Myeloma accounts for 10% of all HM. Uneven distribution of incidence has not yet been linked to a genetic factor, whilst timely diagnosis is impacted by social factors. Like in ALL, non-white myeloma patients are far less likely to receive new and novel therapies. In rare settings of equitable treatment access, overall survival between various ethnicities is not significantly different. Realistically, only 35.9% of black myeloma patients live in a US county with an open trial for CAR-T or bispecific antibody therapeutics.

Case study: Idecabtagene vicleucel (ide-cel)

Ide-cel was the first of the currently approved CAR-T therapies for multiple myeloma. Recently, retrospective analysis investigated racial and ethnic differences in drug safety and efficacy. The study gathered data from multiple studies and examined patient treatment responses. In addition to a general lack of diversity in clinical trials, strict inclusiveness in multiple clinical trials also present barriers in broader cancer treatment access. In fact, 75% of the patients included in the retrospective study would have been excluded from the trial which was used for submission to the FDA for the approval of ide-cel. Retrospective data showed differences in inflammatory response, with black patients more likely to develop cytokine release syndrome. Treatment response was lowest in Hispanic patients (59%) with black and white patients having response rates close to 86% This study did not discourage the use of ide-cel but crucially highlights how understudied treatment response in minority groups is.

Mitigation strategies

The FDA has strongly encouraged inclusion of diverse clinical trial participants while US legislation has been passed which requires sponsors to submit a diversity action plan for all Phase III studies or pivotal studies using new drugs. Legislature is a strong driver but there are whole-scale societal changes which need to accompany them including raising funds, awareness and government budgets to improve wider access to health insurance. Another significant barrier is the distance patients need to travel to receive in-person treatment. A simple, albeit costly intervention is to have trial sites much closer to the local communities instead of large single trial sites.

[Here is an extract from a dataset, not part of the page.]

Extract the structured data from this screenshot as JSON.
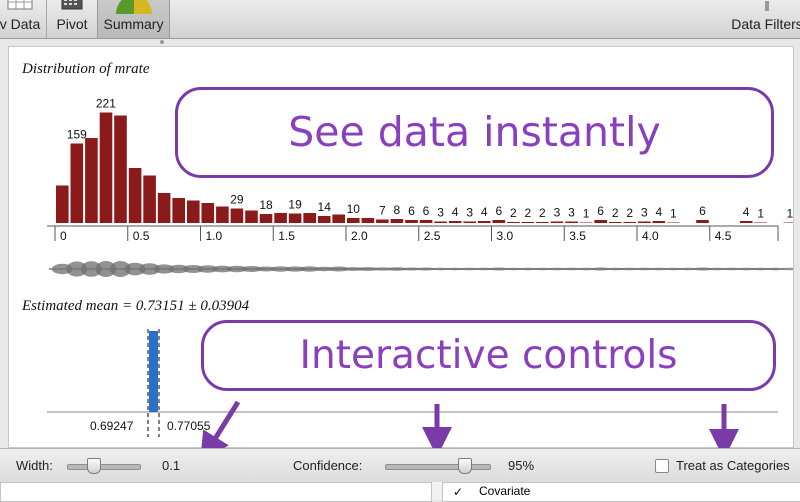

Combating inequitable access with better science

Landmark studies are only now beginning to remove the facade behind the assumption that therapeutics are effective in one population and more likely to work in another. Precision medicine is a pertinent and vital trend which aims to tailor therapies based much more closely on the recipient’s own risk and anticipated response. Steps toward more precise medicine, cannot be possible without improved means of stratifying patients, and understanding disease pathology and treatment response. Omics technologies and bespoke biomarker analyses are key but in the immediate term, it is critical to marry scientific understanding with societal intervention to ensure that new therapies reach all those who need it.

About Synexa and Scientific Strategies

Synexa is a specialised biomarker and bioanalytical services firm, established over 20 years ago. We have been supporting our clients at all stages of clinical development, from discovery to phase 3 studies. Our services cover analysis across the biological continuum, from nucleic acid, soluble biomarkers, cell and tissue. Our team of dedicated scientists, working across labs in South Africa, Europe, the UK and US, relish solving intricate and challenging biological problems.

A key extension of this; is Synexa’s Scientific Strategies Team. Synexa’s Scientific Strategies team can help de-risk your development by providing support around key biomarker and bioanalytical considerations. The dedicated team can offer standalone consulting support, providing objective, actionable solutions to your biomarker and bioanalytical challenges.

Written by Nicholas Woudberg (PhD), Scientific Director

 

 

 

RECENT ARTICLES